§ **Task**:
Every line with "text" in it should be copied from the data.

§ **Input**:
*** Begin section ***

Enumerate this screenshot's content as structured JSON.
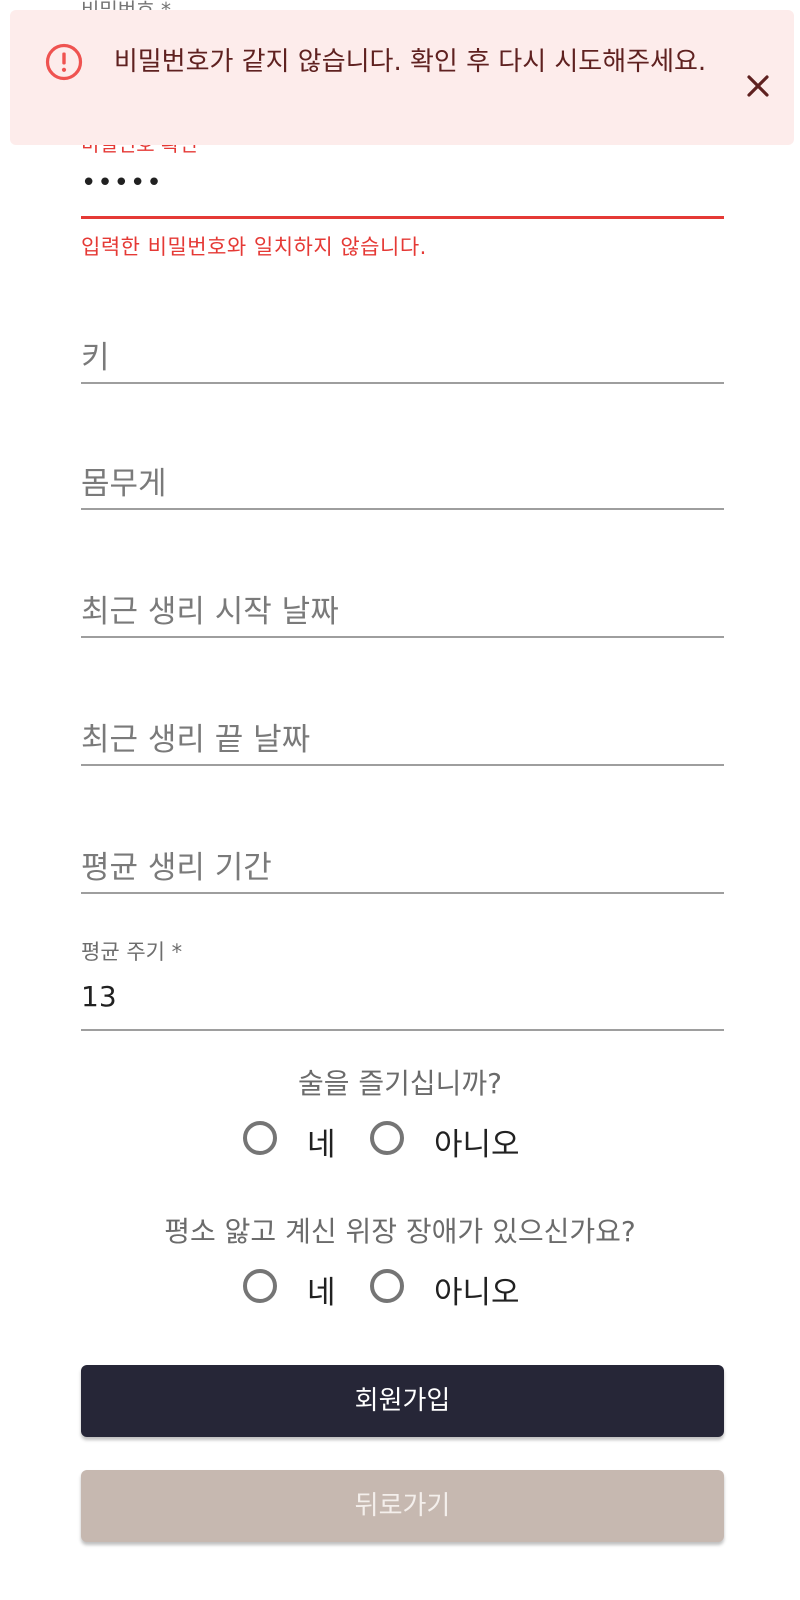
{
  "form": {
    "password_label_cut": "비밀번호 *",
    "password_confirm": {
      "label": "비밀번호 확인 *",
      "value": "•••••",
      "error": "입력한 비밀번호와 일치하지 않습니다."
    },
    "fields": {
      "height_placeholder": "키",
      "weight_placeholder": "몸무게",
      "last_period_start_placeholder": "최근 생리 시작 날짜",
      "last_period_end_placeholder": "최근 생리 끝 날짜",
      "avg_period_length_placeholder": "평균 생리 기간",
      "avg_cycle": {
        "label": "평균 주기 *",
        "value": "13"
      }
    },
    "questions": [
      {
        "text": "술을 즐기십니까?",
        "options": [
          "네",
          "아니오"
        ]
      },
      {
        "text": "평소 앓고 계신 위장 장애가 있으신가요?",
        "options": [
          "네",
          "아니오"
        ]
      }
    ],
    "buttons": {
      "signup": "회원가입",
      "back": "뒤로가기"
    }
  },
  "alert": {
    "message": "비밀번호가 같지 않습니다. 확인 후 다시 시도해주세요.",
    "icon": "error-outline-icon",
    "close_icon": "close-icon",
    "severity_color": "#ef5350"
  },
  "colors": {
    "primary_button": "#262637",
    "secondary_button": "#c6b8b0",
    "error": "#e53935",
    "alert_background": "#fdeceb"
  }
}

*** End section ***

§ **Exercise solution**:
        "text": "술을 즐기십니까?",
        "text": "평소 앓고 계신 위장 장애가 있으신가요?",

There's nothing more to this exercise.